* What to produce *
Return copies of the lines below that mention "address".

=== Section Start ===

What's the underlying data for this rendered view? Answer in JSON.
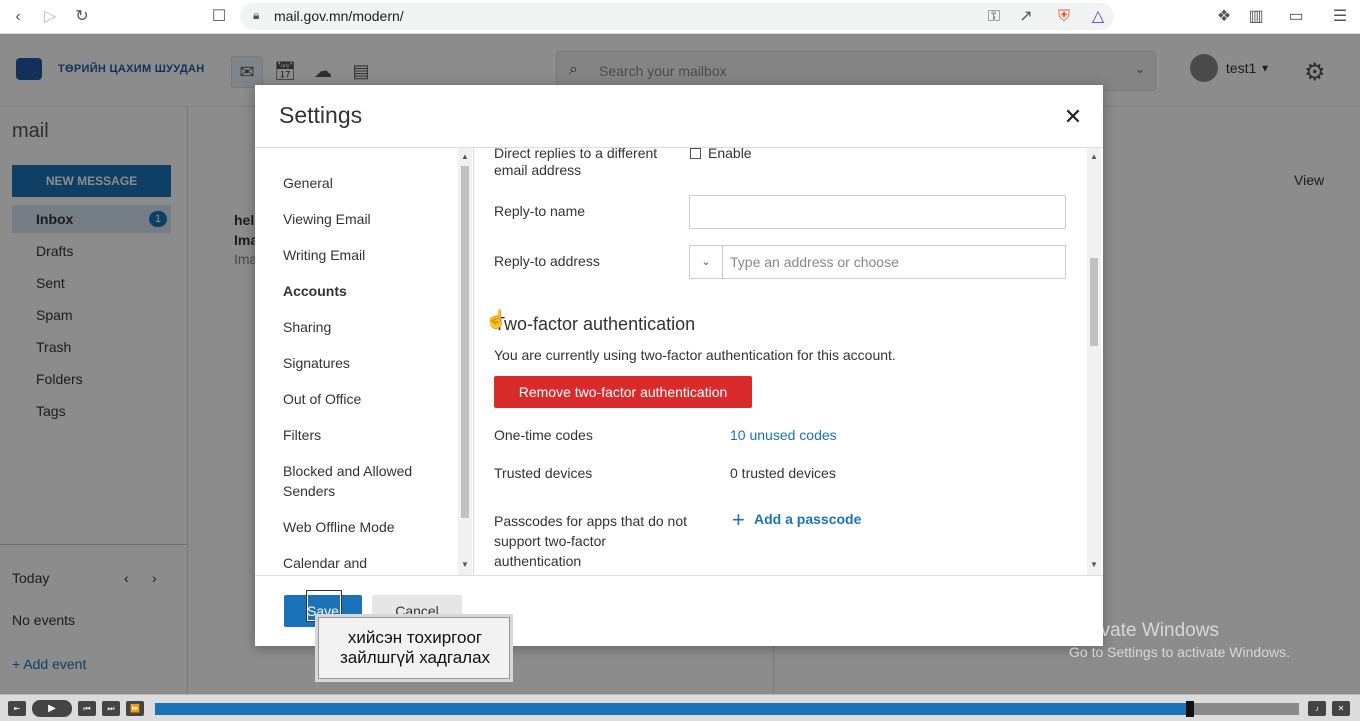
{
  "browser": {
    "url": "mail.gov.mn/modern/"
  },
  "app": {
    "logo_text": "ТӨРИЙН ЦАХИМ ШУУДАН",
    "search_placeholder": "Search your mailbox",
    "user_name": "test1",
    "section_title": "mail",
    "new_message_label": "NEW MESSAGE",
    "folders": [
      {
        "label": "Inbox",
        "count": "1"
      },
      {
        "label": "Drafts"
      },
      {
        "label": "Sent"
      },
      {
        "label": "Spam"
      },
      {
        "label": "Trash"
      },
      {
        "label": "Folders"
      },
      {
        "label": "Tags"
      }
    ],
    "calendar": {
      "today_label": "Today",
      "no_events": "No events",
      "add_event": "Add event"
    },
    "message_preview": {
      "sender": "hel",
      "subject": "Ima",
      "snippet": "Ima"
    },
    "view_label": "View"
  },
  "settings": {
    "title": "Settings",
    "nav": [
      {
        "label": "General"
      },
      {
        "label": "Viewing Email"
      },
      {
        "label": "Writing Email"
      },
      {
        "label": "Accounts",
        "active": true
      },
      {
        "label": "Sharing"
      },
      {
        "label": "Signatures"
      },
      {
        "label": "Out of Office"
      },
      {
        "label": "Filters"
      },
      {
        "label": "Blocked and Allowed"
      },
      {
        "label": "Senders"
      },
      {
        "label": "Web Offline Mode"
      },
      {
        "label": "Calendar and"
      }
    ],
    "direct_replies_label_line1": "Direct replies to a different",
    "direct_replies_label_line2": "email address",
    "enable_label": "Enable",
    "reply_to_name_label": "Reply-to name",
    "reply_to_name_value": "",
    "reply_to_address_label": "Reply-to address",
    "reply_to_address_placeholder": "Type an address or choose",
    "two_factor": {
      "title": "Two-factor authentication",
      "status": "You are currently using two-factor authentication for this account.",
      "remove_button": "Remove two-factor authentication",
      "one_time_codes_label": "One-time codes",
      "one_time_codes_link": "10 unused codes",
      "trusted_devices_label": "Trusted devices",
      "trusted_devices_value": "0 trusted devices",
      "passcodes_label_line1": "Passcodes for apps that do not",
      "passcodes_label_line2": "support two-factor",
      "passcodes_label_line3": "authentication",
      "add_passcode_link": "Add a passcode"
    },
    "save_label": "Save",
    "cancel_label": "Cancel"
  },
  "tooltip": {
    "line1": "хийсэн тохиргоог",
    "line2": "зайлшгүй хадгалах"
  },
  "watermark": {
    "line1": "Activate Windows",
    "line2": "Go to Settings to activate Windows."
  },
  "media": {
    "progress": 0.905
  }
}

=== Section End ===

* The answer *
    "direct_replies_label_line2": "email address",
    "reply_to_address_label": "Reply-to address",
    "reply_to_address_placeholder": "Type an address or choose",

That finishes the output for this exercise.